Yesterday, an official from the education section of the Chinese consulate gave a speech in support of a donation drive on the Macquarie University campus to aid earthquake victims. The drive was organised on the consulate’s behalf by the Macquarie chapter of the Chinese Students and Scholars Club of New South Wales, and the organisers were all government-sent (gongpai) students or visiting scholars (this was their term; i.e. holders of China Scholarship Council scholarships). For a while, there was a Chinese flag at the donation stall, and lots of messages on post-it notes stuck on a noticeboard — some wishing Sichuan well, some saying “Go China”, mostly in Chinese.
Today the stall was gone and replaced by one run by the Chinese Student Association, with the proceeds going to the Australian Red Cross. The students told me that CSA was in fact under Macquarie University’s Overseas Student Association, but at the same time part of a national (or statewide?) Chinese Student Association, which received government funding to foster the representation of overseas students’ concerns. In other words, neither organisation is truly independent; one was formed in response to New South Wales government prompting, the other to that by the Chinese embassy!
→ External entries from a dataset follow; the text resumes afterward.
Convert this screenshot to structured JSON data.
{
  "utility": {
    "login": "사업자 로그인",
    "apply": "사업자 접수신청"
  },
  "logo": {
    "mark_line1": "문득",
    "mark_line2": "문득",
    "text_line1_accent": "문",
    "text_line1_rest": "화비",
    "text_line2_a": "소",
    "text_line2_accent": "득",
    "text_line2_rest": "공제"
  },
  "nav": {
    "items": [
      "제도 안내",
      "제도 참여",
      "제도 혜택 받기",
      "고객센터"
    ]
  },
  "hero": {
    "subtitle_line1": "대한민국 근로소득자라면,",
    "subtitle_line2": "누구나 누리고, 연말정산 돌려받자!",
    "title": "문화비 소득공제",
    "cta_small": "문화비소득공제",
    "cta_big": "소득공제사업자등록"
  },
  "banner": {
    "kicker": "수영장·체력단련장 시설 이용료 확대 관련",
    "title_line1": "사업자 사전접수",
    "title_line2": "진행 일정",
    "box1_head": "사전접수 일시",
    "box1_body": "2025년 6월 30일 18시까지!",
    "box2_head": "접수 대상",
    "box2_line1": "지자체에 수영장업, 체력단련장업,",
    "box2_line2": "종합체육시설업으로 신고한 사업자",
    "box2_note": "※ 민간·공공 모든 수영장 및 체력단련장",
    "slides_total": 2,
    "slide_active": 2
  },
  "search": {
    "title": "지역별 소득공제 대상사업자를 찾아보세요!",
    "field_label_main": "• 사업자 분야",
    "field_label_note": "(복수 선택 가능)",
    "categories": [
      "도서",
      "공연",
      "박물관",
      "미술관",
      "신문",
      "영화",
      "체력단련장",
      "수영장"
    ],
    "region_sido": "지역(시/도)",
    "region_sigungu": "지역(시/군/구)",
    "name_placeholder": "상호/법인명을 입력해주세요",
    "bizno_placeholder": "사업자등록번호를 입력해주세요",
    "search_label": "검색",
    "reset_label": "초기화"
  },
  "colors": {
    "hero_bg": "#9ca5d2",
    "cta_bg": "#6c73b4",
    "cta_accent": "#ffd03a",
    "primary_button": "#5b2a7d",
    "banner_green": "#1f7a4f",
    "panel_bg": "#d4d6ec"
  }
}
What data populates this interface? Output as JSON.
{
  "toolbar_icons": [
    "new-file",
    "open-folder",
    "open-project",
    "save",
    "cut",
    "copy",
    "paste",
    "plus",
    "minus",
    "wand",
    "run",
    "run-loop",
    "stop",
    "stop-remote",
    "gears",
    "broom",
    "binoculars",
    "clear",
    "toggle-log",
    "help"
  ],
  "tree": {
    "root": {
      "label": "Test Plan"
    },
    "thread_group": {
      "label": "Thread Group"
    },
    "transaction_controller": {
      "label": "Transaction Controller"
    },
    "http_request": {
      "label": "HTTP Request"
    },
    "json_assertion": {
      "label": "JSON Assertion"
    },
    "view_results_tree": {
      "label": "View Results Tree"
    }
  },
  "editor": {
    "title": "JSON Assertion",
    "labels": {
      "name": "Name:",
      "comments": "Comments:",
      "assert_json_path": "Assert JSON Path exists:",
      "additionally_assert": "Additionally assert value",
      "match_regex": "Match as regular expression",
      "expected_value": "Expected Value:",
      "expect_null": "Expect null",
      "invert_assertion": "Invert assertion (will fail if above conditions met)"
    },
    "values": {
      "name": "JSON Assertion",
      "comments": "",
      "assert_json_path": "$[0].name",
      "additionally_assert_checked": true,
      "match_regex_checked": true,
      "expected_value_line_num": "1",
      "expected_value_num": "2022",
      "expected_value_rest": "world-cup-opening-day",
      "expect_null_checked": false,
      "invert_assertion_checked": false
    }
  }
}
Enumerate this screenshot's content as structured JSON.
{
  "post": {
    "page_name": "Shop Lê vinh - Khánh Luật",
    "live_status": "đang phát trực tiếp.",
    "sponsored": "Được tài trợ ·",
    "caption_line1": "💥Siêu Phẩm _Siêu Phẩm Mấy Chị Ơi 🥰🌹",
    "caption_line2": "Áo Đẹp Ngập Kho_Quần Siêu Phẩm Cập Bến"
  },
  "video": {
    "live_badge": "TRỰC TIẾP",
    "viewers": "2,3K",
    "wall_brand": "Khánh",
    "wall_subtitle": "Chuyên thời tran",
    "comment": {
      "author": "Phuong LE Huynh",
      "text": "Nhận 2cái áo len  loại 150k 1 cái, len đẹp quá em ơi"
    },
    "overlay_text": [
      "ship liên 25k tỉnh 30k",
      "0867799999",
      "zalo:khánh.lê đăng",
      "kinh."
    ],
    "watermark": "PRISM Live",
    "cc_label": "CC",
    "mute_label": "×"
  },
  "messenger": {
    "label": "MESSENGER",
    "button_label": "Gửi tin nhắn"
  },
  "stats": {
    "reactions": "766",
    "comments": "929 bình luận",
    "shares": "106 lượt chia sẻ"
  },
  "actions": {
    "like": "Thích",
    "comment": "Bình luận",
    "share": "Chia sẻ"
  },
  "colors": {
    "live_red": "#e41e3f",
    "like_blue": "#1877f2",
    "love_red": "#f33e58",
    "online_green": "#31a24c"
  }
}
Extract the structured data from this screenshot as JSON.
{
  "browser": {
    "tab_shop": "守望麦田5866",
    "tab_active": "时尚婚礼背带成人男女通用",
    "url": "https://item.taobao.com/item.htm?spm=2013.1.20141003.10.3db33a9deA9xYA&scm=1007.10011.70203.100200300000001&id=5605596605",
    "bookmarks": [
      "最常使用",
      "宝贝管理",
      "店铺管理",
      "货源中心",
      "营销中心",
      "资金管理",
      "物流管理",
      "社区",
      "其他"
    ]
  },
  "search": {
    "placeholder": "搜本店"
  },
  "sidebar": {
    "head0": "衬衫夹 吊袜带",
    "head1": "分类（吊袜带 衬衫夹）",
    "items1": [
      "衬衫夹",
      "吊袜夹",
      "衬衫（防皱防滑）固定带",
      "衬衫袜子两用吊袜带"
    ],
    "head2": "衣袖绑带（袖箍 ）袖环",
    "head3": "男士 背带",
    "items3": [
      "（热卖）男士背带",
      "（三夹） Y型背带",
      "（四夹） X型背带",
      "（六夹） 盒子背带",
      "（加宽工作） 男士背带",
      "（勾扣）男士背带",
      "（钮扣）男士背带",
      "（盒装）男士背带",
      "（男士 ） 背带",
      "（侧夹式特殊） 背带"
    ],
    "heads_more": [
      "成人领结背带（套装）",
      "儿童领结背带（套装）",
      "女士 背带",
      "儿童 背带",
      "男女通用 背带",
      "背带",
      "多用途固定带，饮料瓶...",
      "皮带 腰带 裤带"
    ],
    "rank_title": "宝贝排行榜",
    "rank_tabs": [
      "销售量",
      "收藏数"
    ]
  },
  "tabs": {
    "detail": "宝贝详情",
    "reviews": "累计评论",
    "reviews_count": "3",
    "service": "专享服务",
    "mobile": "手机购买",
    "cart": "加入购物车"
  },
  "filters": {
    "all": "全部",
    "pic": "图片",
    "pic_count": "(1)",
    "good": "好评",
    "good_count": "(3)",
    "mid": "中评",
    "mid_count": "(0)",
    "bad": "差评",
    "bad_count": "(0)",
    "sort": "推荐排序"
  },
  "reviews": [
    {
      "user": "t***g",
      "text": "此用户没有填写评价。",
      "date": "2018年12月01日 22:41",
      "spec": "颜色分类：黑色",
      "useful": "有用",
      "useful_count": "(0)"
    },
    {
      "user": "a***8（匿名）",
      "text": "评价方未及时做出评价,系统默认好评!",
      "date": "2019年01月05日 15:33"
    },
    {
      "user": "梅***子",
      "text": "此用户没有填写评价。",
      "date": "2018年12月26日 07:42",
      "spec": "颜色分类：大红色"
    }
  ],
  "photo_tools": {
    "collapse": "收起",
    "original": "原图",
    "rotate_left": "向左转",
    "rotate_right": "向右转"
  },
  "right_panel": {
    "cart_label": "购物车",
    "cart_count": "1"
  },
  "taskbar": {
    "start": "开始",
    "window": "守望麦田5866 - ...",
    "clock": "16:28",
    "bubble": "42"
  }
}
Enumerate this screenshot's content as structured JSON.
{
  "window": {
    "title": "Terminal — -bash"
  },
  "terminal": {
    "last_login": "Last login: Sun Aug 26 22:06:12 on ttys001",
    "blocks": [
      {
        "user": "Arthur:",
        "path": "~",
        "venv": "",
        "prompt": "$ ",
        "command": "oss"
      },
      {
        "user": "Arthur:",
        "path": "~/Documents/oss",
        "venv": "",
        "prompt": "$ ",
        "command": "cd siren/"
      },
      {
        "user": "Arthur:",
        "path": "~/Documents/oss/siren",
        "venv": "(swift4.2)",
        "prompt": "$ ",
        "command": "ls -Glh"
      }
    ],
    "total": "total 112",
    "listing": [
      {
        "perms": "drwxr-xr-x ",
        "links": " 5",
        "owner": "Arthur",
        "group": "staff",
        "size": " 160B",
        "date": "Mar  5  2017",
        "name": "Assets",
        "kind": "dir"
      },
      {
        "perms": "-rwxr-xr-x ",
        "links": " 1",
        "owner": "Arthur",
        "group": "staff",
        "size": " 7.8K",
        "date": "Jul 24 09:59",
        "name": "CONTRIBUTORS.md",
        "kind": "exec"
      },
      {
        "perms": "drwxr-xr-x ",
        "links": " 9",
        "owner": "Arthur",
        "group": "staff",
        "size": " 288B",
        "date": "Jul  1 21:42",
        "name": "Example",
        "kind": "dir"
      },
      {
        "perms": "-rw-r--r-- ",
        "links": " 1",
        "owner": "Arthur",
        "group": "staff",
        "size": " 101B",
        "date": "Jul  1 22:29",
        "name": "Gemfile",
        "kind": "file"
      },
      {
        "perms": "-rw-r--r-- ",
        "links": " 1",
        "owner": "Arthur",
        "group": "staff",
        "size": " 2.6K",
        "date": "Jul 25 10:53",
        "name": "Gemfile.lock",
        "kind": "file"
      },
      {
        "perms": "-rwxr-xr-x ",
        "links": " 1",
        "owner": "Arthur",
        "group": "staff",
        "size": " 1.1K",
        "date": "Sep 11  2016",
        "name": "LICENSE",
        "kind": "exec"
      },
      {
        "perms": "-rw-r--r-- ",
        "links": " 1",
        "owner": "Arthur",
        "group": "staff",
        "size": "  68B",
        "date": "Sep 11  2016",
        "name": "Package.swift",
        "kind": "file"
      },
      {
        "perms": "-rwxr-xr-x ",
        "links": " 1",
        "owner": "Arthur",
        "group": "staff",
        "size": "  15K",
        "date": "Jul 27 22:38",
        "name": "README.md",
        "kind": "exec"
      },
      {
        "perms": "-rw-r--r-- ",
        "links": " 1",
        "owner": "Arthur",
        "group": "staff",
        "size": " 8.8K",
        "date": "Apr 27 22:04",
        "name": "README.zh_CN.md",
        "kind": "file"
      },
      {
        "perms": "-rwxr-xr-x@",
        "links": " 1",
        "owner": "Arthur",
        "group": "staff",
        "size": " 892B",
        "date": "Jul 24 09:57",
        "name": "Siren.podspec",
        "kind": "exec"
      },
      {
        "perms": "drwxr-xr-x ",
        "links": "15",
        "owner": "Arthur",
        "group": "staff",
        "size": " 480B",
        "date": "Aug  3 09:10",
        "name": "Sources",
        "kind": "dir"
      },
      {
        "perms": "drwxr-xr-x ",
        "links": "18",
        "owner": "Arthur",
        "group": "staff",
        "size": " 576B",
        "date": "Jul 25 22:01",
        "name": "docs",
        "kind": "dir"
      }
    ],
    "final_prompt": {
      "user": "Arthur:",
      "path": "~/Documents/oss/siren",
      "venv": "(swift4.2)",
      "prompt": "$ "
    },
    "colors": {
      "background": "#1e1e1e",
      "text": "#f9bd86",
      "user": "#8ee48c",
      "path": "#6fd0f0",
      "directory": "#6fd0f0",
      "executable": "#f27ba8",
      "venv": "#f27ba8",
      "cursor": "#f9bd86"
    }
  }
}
The three students manning the booth had all gone to the Canberra “torch-protection” event, and I asked them whether it was true that the embassy organised transportation. They said the embassy, via its own Student Association (!), did organise buses, but none of these three students were involved in that; they organised themselves via BBS. They estimated only 1/20 of the people there were organised by the embassy. One student, Ling, proudly said he organised 11 buses with 75 people.
All three students saw the Canberra event as very successful, but their evaluation of the event was more complex than that of two Macquarie students I had spoken to earlier. Ling denied that any violence occurred. Maggie, a media student, acknowledged that there had been violence, but only a minority of Chinese students were involved. Only five people were arrested. On the whole, in her view, the students were very restrained, considering they were all young people in a very emotional state, and they were being taunted. So it’s understandable they responded, although what they did wasn’t right. Ling thought we can’t rule out that these were provocateurs pretending to be Chinese students, so as to attract the attention of Western media.
I remarked that to many Westerners, it is not understandable that students have to go out to defend such a powerful country as China. Maggie said: “When I watch Western media, my impression is not that this is a powerful country. I feel that China is a victim and I get angry.” Western media are biased, but “needless to say, Chinese media are completely controlled by the gov’t. Western media are playing a very important role in pushing China towards human rights.”
I am sure that the embassy organisation played only a minor role in the eventual mobilization. But I think it’s significant, and surprising, that the embassy did initiate the counterdemonstration, even though it was clear that it would only further compromise China’s image in Western media. I suppose they felt they couldn’t afford another torch-snatching incident. But why? To prevent more nationalist reactions inside China? Or to generate them? Who were they sending a message to? Was it a populistic gesture to Chinese students?